Data for this task Block Start

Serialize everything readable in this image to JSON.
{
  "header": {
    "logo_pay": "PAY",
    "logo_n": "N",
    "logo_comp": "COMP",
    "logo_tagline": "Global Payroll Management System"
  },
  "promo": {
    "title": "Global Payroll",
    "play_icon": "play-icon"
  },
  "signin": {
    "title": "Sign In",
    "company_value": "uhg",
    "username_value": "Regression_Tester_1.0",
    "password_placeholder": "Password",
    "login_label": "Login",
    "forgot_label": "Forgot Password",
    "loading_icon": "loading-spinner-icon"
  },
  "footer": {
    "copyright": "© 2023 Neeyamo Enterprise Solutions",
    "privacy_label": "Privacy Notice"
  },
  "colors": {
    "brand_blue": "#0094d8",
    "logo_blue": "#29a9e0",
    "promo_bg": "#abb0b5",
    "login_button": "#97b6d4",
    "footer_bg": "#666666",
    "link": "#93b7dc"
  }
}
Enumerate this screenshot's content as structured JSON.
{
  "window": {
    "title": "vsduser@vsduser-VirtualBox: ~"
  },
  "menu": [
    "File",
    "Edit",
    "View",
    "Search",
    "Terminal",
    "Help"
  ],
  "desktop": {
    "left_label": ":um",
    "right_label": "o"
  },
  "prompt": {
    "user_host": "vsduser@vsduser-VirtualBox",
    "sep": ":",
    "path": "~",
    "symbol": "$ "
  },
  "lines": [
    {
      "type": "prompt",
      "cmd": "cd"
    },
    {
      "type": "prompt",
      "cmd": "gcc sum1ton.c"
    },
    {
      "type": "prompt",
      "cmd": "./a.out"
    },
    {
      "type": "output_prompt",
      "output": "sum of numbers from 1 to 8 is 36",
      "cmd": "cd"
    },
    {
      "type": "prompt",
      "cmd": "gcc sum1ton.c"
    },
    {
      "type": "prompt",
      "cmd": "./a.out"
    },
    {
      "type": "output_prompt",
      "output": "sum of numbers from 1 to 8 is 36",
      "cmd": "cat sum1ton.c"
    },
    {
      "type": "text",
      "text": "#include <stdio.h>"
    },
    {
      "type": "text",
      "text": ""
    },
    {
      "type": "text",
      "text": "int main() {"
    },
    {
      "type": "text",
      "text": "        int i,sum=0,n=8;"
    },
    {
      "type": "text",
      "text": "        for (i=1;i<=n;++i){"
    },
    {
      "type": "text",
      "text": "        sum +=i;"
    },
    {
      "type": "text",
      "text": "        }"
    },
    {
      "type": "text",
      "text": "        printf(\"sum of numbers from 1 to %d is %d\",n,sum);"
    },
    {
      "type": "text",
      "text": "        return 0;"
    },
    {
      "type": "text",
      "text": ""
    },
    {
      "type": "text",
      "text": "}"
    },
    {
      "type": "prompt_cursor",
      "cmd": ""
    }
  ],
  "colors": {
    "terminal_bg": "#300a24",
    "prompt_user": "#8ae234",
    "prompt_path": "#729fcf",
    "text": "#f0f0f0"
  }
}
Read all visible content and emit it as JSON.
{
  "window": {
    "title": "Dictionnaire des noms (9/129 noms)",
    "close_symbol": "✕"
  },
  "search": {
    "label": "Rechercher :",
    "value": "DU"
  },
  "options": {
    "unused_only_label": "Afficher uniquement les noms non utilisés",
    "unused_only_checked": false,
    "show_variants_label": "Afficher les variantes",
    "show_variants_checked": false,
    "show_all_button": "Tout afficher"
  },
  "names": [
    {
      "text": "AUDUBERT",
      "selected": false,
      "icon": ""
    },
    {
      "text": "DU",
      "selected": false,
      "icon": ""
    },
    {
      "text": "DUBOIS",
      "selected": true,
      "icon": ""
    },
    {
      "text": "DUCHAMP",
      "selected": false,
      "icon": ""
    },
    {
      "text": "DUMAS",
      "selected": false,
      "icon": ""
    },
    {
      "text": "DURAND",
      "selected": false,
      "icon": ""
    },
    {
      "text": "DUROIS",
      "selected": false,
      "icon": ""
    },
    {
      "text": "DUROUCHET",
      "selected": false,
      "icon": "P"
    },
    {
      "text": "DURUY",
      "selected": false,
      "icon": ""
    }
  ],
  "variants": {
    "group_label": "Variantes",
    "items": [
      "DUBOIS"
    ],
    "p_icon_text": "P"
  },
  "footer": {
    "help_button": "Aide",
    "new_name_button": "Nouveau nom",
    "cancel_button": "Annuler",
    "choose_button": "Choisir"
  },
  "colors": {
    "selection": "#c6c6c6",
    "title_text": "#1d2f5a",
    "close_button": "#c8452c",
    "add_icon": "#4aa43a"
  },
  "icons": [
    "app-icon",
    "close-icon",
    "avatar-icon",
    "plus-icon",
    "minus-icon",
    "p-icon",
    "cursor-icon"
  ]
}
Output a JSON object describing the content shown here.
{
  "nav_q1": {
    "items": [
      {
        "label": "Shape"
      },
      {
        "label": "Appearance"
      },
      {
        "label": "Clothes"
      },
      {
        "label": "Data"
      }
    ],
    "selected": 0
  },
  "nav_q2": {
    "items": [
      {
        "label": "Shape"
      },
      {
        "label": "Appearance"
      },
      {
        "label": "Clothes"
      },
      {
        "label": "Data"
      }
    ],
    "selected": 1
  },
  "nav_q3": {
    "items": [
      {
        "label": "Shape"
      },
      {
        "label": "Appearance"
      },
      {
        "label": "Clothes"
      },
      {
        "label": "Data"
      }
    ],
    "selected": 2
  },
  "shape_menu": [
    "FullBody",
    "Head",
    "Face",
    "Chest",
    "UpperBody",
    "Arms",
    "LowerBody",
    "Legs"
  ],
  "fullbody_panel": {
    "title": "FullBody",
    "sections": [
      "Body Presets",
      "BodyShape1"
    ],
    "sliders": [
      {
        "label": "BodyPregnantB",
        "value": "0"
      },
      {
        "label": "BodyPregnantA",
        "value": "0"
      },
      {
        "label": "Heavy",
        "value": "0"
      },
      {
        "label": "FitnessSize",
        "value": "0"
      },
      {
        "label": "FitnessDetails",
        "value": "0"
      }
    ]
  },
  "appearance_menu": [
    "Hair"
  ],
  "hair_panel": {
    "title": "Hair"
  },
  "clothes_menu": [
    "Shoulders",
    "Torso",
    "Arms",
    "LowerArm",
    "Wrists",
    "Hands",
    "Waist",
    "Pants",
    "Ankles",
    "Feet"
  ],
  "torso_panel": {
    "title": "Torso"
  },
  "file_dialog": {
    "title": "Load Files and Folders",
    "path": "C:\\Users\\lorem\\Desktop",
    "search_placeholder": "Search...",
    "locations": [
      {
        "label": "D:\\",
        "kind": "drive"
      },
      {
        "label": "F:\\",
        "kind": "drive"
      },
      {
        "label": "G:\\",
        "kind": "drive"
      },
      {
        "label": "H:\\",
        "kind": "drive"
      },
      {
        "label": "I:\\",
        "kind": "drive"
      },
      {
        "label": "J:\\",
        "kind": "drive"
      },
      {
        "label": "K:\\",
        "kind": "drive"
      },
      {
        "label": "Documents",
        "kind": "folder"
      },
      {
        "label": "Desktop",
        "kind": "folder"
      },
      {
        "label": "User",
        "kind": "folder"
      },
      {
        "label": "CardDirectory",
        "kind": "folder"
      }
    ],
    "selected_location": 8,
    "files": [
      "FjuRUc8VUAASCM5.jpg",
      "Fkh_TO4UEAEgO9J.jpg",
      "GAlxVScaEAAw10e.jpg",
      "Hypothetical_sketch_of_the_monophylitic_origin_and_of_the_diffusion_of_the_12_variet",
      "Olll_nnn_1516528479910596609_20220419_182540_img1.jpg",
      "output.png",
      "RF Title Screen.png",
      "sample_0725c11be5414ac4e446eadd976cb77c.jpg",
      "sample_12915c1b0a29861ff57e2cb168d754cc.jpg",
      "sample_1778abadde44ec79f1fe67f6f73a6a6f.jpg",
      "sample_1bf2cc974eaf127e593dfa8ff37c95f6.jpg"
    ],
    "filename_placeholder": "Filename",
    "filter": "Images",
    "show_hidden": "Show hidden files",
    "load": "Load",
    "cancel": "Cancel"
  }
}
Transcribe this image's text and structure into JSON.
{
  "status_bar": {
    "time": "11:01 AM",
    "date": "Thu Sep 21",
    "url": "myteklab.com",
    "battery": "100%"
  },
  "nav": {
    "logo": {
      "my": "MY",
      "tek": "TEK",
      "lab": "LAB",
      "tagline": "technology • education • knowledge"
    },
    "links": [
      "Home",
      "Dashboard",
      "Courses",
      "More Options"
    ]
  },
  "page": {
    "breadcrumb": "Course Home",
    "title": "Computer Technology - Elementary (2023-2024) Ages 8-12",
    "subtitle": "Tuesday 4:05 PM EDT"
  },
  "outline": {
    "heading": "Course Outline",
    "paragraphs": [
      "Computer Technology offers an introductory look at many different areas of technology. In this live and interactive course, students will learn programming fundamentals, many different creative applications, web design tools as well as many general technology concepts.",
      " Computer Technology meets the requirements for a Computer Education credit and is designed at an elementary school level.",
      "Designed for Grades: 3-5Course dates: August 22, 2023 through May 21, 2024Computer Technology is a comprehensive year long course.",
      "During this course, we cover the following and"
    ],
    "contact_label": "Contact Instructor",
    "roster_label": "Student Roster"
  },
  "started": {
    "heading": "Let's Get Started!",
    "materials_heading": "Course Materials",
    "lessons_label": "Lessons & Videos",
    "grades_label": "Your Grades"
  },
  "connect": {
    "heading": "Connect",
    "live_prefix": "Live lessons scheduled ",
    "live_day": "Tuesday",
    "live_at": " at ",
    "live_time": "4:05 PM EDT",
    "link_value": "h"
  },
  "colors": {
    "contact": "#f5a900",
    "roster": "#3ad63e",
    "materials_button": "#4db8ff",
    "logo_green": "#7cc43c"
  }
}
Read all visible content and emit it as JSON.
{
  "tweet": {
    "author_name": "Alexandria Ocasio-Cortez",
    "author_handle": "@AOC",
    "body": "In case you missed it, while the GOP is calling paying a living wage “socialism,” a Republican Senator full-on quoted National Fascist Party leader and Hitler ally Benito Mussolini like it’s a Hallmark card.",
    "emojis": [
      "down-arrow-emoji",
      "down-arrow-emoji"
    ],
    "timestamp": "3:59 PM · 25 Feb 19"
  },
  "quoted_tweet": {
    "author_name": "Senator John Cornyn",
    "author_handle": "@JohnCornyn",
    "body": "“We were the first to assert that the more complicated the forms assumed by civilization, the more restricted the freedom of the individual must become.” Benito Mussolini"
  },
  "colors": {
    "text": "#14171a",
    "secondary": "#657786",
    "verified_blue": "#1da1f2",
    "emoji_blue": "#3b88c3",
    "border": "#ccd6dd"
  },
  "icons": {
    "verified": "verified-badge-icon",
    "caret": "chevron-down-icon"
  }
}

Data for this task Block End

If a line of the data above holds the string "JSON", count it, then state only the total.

6